With the recent upgrade to Fortnite, I saw that the bandwidth at the house was being saturated with these 17GB updates going to 3 different Playstations. With that being said I started to think there had to be a way to set up a local report, or a cache to serve all the updates/installs to save not only bandwidth but also time.
A quick search landed me on Lancache which totes itself with the motto of “LAN Party game caching made easy“. Sounded like an instant win, especially when I saw that it consisted of only two Docker containers to get it up and running.
The one issue is that it does run its own DNS server, which I have a Pi-hole on the LAN so I needed to figure out if it was possible to still run traffic through the Pi-hole or not. The next issue was, where was I going to run this as it also used ports 80 and 443 which I have other services running on those ports via my reverse proxy.
Again the install was simple enough using the following commands once Docker had been installed
export HOST_IP=`hostname -I | cut -d' ' -f1`
docker run --restart unless-stopped --name lancache-dns --detach -p 53:53/udp -e USE_GENERIC_CACHE=true -e LANCACHE_IP=$HOST_IP lancachenet/lancache-dns:latest
docker run --restart unless-stopped --name lancache --detach -v /cache/data:/data/cache -v /cache/logs:/data/logs -p 80:80 -p 443:443 lancachenet/monolithic:latest
echo Please configure your router/dhcp server to serve dns as $HOST_IP
Of course, the commands they had published on their site did not work entirely on macOS as the “hostname” command for instance did not provide the results, again it was easy enough to know the IP of the Mac mini and use that in the Docker commands. Also, the /cache/ directory I relocated to my /Users/name/ instead since I was the logged-in user on the Mac mini.

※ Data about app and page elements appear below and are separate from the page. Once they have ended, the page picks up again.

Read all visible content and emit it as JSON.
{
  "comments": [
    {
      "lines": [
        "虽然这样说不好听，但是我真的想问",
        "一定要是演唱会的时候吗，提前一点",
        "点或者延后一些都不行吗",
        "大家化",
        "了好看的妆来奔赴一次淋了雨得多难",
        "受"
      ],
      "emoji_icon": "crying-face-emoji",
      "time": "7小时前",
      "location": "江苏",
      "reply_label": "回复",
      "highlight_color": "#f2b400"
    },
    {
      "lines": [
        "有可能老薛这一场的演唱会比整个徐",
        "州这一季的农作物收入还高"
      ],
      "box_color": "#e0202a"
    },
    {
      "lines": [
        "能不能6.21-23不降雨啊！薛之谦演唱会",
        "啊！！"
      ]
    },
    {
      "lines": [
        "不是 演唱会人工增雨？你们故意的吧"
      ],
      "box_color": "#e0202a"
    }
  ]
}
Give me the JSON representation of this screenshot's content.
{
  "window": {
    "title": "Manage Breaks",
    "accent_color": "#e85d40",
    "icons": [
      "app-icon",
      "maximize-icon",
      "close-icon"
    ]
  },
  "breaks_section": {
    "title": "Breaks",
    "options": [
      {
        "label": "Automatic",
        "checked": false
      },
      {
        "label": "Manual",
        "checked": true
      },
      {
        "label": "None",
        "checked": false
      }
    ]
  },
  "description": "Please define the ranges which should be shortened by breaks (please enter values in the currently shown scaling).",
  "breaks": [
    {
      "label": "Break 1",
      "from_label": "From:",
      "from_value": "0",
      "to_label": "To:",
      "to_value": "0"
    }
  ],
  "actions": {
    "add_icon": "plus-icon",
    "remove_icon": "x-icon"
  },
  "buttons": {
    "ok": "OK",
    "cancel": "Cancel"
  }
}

Once I ran the commands I was up and running, I was able to point one of the Playstations to use the IP of the container as the primary DNS server. Upon doing that I removed Fortnite and then downloaded it again. I kept an eye on the cache directory and saw that it was increasing so this was working.

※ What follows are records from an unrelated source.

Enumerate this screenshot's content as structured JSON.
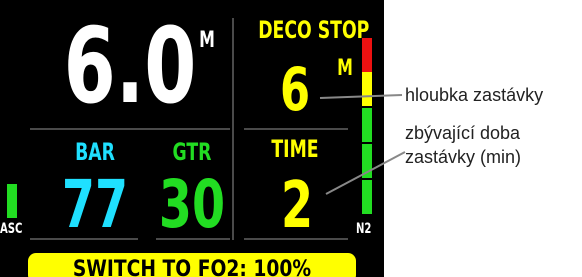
{
  "depth": {
    "value": "6.0",
    "unit": "M"
  },
  "deco_stop": {
    "label": "DECO STOP",
    "depth": "6",
    "unit": "M",
    "time_label": "TIME",
    "time": "2"
  },
  "gas": {
    "bar_label": "BAR",
    "bar_value": "77",
    "gtr_label": "GTR",
    "gtr_value": "30"
  },
  "ascent": {
    "label": "ASC",
    "level_fraction": 0.2
  },
  "n2": {
    "label": "N2"
  },
  "status_banner": "SWITCH TO FO2: 100%",
  "callouts": {
    "stop_depth": "hloubka zastávky",
    "stop_time_line1": "zbývající doba",
    "stop_time_line2": "zastávky (min)"
  },
  "colors": {
    "white": "#ffffff",
    "yellow": "#ffff00",
    "cyan": "#1fe0ff",
    "green": "#22dd22",
    "red": "#ee1111",
    "banner": "#ffff00"
  }
}
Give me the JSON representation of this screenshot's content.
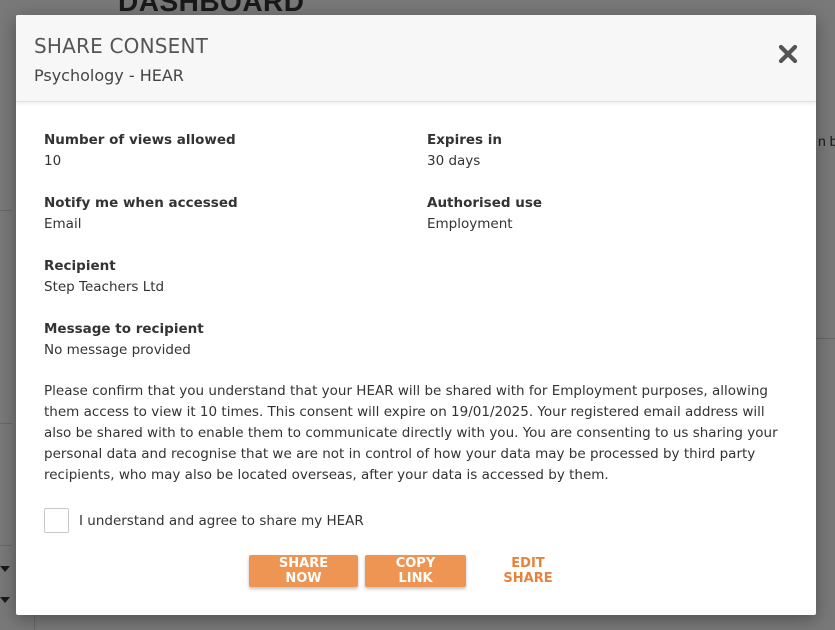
{
  "background": {
    "page_title": "DASHBOARD",
    "right_edge_text": "n b"
  },
  "modal": {
    "title": "SHARE CONSENT",
    "subtitle": "Psychology - HEAR",
    "close_icon": "close-x-icon",
    "fields": {
      "views": {
        "label": "Number of views allowed",
        "value": "10"
      },
      "expires": {
        "label": "Expires in",
        "value": "30 days"
      },
      "notify": {
        "label": "Notify me when accessed",
        "value": "Email"
      },
      "use": {
        "label": "Authorised use",
        "value": "Employment"
      },
      "recipient": {
        "label": "Recipient",
        "value": "Step Teachers Ltd"
      },
      "message": {
        "label": "Message to recipient",
        "value": "No message provided"
      }
    },
    "consent_text": "Please confirm that you understand that your HEAR will be shared with for Employment purposes, allowing them access to view it 10 times. This consent will expire on 19/01/2025. Your registered email address will also be shared with to enable them to communicate directly with you. You are consenting to us sharing your personal data and recognise that we are not in control of how your data may be processed by third party recipients, who may also be located overseas, after your data is accessed by them.",
    "agree": {
      "label": "I understand and agree to share my HEAR",
      "checked": false
    },
    "buttons": {
      "share_now": "SHARE NOW",
      "copy_link": "COPY LINK",
      "edit_share": "EDIT SHARE"
    }
  },
  "colors": {
    "accent": "#ee9554",
    "link": "#e8823a",
    "overlay": "rgba(0,0,0,0.5)"
  }
}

However after this reinstall was complete, I removed the game from the Playstation and downloaded it again. I confirmed it was downloading from the Mac mini instead of from the internet, but the speeds were not nearly what I was expecting. Bandwidth usage aside I was better off just downloading it in real-time as the speeds were just so/so.
I decided that this had to be an issue with the I/O on the dated Mac mini set up so I set up a Ryzen 5 3600 machine I had sitting unused at the time and reinstalled Ubuntu Server 20.04, Docker, and the Lancache containers.

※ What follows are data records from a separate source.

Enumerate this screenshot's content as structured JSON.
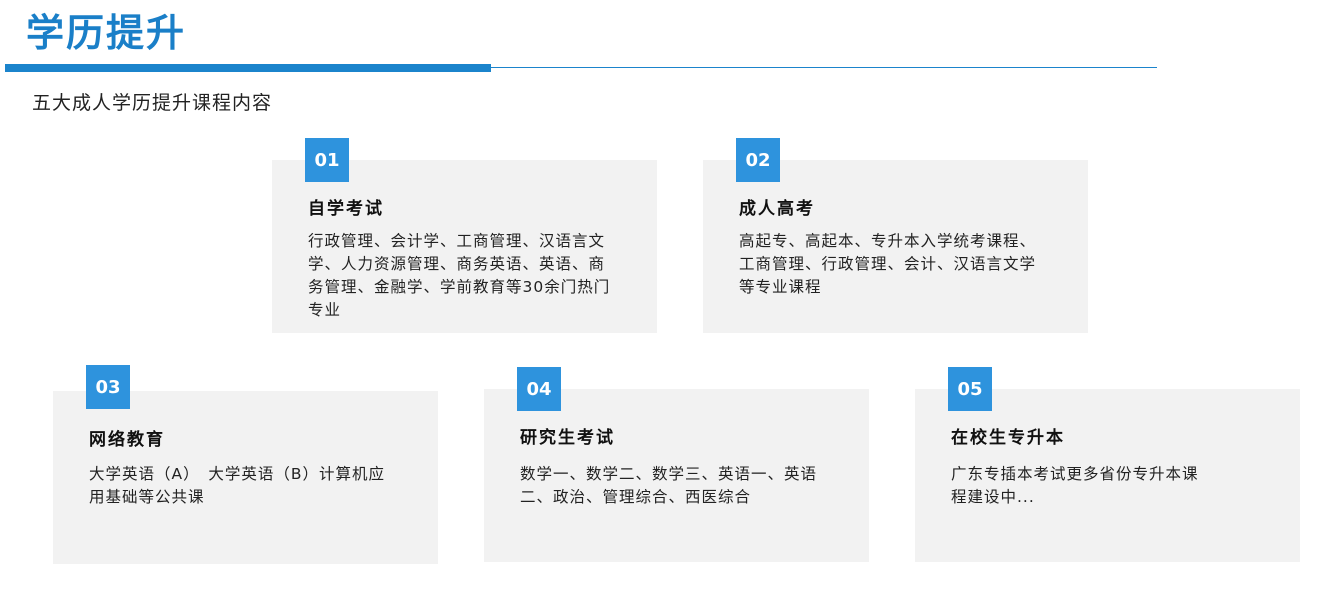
{
  "header": {
    "title": "学历提升",
    "subtitle": "五大成人学历提升课程内容"
  },
  "cards": [
    {
      "number": "01",
      "title": "自学考试",
      "body": "行政管理、会计学、工商管理、汉语言文学、人力资源管理、商务英语、英语、商务管理、金融学、学前教育等30余门热门专业"
    },
    {
      "number": "02",
      "title": "成人高考",
      "body": "高起专、高起本、专升本入学统考课程、工商管理、行政管理、会计、汉语言文学等专业课程"
    },
    {
      "number": "03",
      "title": "网络教育",
      "body": "大学英语（A）　大学英语（B）计算机应用基础等公共课"
    },
    {
      "number": "04",
      "title": "研究生考试",
      "body": "数学一、数学二、数学三、英语一、英语二、政治、管理综合、西医综合"
    },
    {
      "number": "05",
      "title": "在校生专升本",
      "body": "广东专插本考试更多省份专升本课程建设中..."
    }
  ],
  "colors": {
    "accent": "#1b84cc",
    "badge": "#2e93dd",
    "card_bg": "#f2f2f2"
  }
}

I again tested the method again, and saw that the cache directory was increasing in size so things were working! After the initial install, I again deleted the game from the Playstation and gave it a go again. Now, this is what I was expecting when the PlayStation queued up Fortnite the total install time was sitting at 4 minutes, vs the Mac mini which was about 20 minutes (Still a huge improvement from no-cache which was around 45-60 minutes).
I also made some adjustments this time around to the containers as I had a lot more resources to play around with on the new machine, I adjusted them as follows.
docker run --restart unless-stopped --name lancache-dns --detach -p 53:53/udp -e USE_GENERIC_CACHE=true -e UPSTREAM_DNS=10.0.1.23 -e LANCACHE_IP=$HOST_IP lancachenet/lancache-dns:latest
docker run --restart unless-stopped --name lancache --detach -v /home/shelby/cache/data:/data/cache -v /home/shelby/logs:/data/logs -e CACHE_MEM_SIZE=2048m -e CACHE_DISK_SIZE=500000m -e CACHE_MAX_AGE=3560d -e UPSTREAM_DNS=10.0.1.23 -p 80:80 -p 443:443 lancachenet/monolithic:latest
As you may notice I adjusted the cache memory limit and disk limits, I tried this on the Mac mini (Not as high of settings) but even then it made little to no difference on the Mac mini. I also was able to adjust the upstream DNS to point to my Pi-hole so it was able to be utilized in the end.
I almost forgot to mention on the new Ubuntu 20.04 setup I was running into issues getting the lancache-dns container to initialize as it kept complaining about port 53 already being in use, to resolve this I had to run the following and then the container was created without issue
sudo systemctl stop systemd-resolved
sudo systemctl disable systemd-resolved
Overall I am happy with the setup, while minor it may help to stop some complaining about installs, and upgrades on the network if someone else has already requested them previously.